Graphene Plasmons in Triangular Wedges and Grooves [component]

The ability to eectively guide electromagnetic radiation below the diraction limit is of the utmost importance in the prospect of all-optical plasmonic circuitry. Here, we propose an alternative solution to conventional metal-based plasmonics by exploiting the deep subwavelength connement and tunability of graphene plasmons guided along the apex of a graphene-covered dielectric wedge or groove. In particular, we present a quasi-analytic model to describe the plasmonic eigenmodes in such a

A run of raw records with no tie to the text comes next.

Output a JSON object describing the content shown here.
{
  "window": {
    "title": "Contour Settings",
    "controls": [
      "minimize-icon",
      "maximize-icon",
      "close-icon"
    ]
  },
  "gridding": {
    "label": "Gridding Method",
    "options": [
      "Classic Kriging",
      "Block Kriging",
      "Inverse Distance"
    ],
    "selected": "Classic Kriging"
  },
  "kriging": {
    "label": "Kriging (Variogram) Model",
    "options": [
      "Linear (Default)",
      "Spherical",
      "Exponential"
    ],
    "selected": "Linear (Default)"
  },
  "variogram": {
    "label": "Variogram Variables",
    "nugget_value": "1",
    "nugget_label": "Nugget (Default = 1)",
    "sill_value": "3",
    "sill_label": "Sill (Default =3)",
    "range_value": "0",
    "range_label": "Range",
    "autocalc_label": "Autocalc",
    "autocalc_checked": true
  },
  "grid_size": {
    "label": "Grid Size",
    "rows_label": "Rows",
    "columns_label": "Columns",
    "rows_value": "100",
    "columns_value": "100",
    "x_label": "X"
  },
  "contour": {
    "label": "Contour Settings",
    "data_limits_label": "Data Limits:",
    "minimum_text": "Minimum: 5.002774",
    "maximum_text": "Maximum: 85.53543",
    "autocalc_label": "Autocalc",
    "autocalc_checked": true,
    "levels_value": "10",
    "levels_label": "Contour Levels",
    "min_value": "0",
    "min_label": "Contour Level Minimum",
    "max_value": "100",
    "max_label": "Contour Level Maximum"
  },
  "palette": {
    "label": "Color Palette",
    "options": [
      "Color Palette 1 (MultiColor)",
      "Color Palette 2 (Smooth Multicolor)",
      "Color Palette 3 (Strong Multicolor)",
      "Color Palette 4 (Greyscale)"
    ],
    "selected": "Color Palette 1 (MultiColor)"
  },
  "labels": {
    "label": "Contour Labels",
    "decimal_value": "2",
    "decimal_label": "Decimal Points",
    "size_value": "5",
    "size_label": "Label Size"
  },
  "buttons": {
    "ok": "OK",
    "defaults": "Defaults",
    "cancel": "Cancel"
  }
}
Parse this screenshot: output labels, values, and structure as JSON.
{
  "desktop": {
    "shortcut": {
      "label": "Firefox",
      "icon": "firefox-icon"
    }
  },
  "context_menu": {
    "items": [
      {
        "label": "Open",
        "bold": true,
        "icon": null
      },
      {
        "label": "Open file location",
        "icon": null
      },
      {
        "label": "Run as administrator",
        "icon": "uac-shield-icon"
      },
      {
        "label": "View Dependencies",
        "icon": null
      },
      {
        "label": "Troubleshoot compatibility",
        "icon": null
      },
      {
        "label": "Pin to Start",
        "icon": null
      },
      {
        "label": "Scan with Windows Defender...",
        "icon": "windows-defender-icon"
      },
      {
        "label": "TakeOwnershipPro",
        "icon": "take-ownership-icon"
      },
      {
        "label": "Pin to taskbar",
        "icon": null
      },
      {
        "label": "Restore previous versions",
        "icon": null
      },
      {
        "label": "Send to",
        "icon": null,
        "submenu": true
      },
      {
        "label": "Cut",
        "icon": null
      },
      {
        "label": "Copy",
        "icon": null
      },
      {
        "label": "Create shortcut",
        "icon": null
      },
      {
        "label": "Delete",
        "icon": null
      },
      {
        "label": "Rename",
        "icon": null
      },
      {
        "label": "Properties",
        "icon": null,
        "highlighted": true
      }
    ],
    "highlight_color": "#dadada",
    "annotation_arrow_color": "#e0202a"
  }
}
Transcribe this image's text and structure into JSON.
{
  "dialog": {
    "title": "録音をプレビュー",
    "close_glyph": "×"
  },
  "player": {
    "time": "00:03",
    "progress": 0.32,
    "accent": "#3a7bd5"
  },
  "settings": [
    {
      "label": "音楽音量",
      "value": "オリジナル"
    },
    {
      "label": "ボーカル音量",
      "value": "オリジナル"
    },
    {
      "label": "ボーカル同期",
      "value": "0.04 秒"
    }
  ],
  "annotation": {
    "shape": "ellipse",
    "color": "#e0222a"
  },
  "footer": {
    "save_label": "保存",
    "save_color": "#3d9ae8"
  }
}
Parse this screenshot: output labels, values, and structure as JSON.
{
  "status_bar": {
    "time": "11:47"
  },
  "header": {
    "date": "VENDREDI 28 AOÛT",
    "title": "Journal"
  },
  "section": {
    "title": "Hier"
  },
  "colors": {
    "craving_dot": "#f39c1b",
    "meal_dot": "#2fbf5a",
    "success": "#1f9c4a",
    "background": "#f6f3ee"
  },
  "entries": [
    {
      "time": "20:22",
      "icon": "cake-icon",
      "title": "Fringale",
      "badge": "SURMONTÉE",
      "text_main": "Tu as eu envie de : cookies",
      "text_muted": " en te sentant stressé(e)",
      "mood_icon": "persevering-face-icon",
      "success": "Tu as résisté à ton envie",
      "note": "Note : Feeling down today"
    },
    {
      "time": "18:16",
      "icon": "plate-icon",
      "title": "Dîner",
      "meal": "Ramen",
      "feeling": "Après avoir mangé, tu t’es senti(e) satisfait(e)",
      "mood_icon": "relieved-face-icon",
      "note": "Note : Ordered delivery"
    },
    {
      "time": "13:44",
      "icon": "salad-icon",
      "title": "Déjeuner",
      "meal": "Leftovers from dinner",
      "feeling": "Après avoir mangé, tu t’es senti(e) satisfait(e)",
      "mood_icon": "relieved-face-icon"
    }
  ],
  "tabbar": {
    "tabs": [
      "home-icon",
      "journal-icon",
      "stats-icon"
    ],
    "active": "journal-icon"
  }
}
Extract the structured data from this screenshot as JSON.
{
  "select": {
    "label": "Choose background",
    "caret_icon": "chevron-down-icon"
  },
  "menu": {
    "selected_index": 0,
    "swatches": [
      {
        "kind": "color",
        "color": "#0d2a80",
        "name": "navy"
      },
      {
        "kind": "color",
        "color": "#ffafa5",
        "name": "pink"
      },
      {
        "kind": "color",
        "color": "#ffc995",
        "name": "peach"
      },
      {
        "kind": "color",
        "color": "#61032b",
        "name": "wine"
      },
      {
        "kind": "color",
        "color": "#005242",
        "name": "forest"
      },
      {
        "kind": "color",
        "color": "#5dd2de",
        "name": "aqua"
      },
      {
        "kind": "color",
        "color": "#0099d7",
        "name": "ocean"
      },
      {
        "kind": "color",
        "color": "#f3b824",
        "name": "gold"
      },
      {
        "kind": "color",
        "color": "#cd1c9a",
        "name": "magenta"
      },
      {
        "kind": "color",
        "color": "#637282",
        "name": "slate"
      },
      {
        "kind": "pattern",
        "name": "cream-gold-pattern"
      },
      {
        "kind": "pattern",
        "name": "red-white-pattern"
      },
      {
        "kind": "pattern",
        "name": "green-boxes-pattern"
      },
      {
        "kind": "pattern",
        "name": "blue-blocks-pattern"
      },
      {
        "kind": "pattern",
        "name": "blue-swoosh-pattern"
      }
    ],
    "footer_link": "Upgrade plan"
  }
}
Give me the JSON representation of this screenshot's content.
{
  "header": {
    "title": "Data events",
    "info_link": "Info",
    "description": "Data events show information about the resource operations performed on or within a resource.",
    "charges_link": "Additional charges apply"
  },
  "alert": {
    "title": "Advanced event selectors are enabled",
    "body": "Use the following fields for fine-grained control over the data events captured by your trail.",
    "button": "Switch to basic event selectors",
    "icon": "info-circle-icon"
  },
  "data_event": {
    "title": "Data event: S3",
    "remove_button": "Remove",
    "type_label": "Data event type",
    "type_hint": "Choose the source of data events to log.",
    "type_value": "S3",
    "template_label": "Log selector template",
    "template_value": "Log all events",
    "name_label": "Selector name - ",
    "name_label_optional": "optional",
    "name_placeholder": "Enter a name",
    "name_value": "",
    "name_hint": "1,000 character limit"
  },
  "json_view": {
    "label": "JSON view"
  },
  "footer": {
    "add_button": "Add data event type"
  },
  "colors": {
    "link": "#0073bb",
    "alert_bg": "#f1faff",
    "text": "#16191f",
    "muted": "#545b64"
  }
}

more » ... , including the complete determination of their spectrum and corresponding induced potential and electric eld distributions. We have found that the dispersion of wedge/groove graphene plasmons follows the same functional dependence as their at-graphene plasmons counterparts, but now scaled by a (purely) geometric factor in which all the information 1 about the system's geometry is contained. We believe our results pave the way for the development of novel custom-tailored photonic devices for subwavelength waveguiding and localization of light based on recently discovered 2D materials. Over the last couple of decades we have been witnessing a steady, exponential growth in the amount of information produced on a daily basis. In today's information age, huge amounts of data must be processed, stored, and delivered around the world. While the data-processing part is still primarily carried by electronics, the routing of large volumes of information is handled with photonic technologies since only these can meet the requirements in terms of high-speed, density and bandwidth. One of the greatest ambitions of modern nanophotonics 1 is to bridge the gap between electronic and photonic components, and ultimately to replace electronic circuits and processing units by their photonic-based counterparts. Current scalable photonic-based communications, however, still could not surpass the threshold towards miniaturization posed by the diraction limit. In this regard, a great deal of hope 2 has been deposited in the sub-discipline of photonics known as plasmonics, 3,4 which exploits the ability of surface plasmon-polaritons (SPPs)collective oscillations of the free-electrons at metal/dielectric interfacesto localize light into subwavelength dimensions. 58 Although the pursuit of plasmonic devices suitable for mass-production is still going on, plasmonics has already achieved some milestones, for instance, subwavelength plasmonic circuitry including waveguides, interferometers and resonators, 912 nanolasers, 1316 quantum optics with or mediated by SPPs, 1721 label-free and single molecule biochemical sensing, 2226 high-resolution nanoscopy, 27,28 and even cancer theranostics. 2931 A key component in any plasmonic circuit would be an element to transfer and guide the electromagnetic (EM) elds from point A to point B. Typical SPP-guiding struc-
doi:10.1021/acsphotonics.6b00674.s001 fatcat:fvyxrensd5cilkzohjggqasnke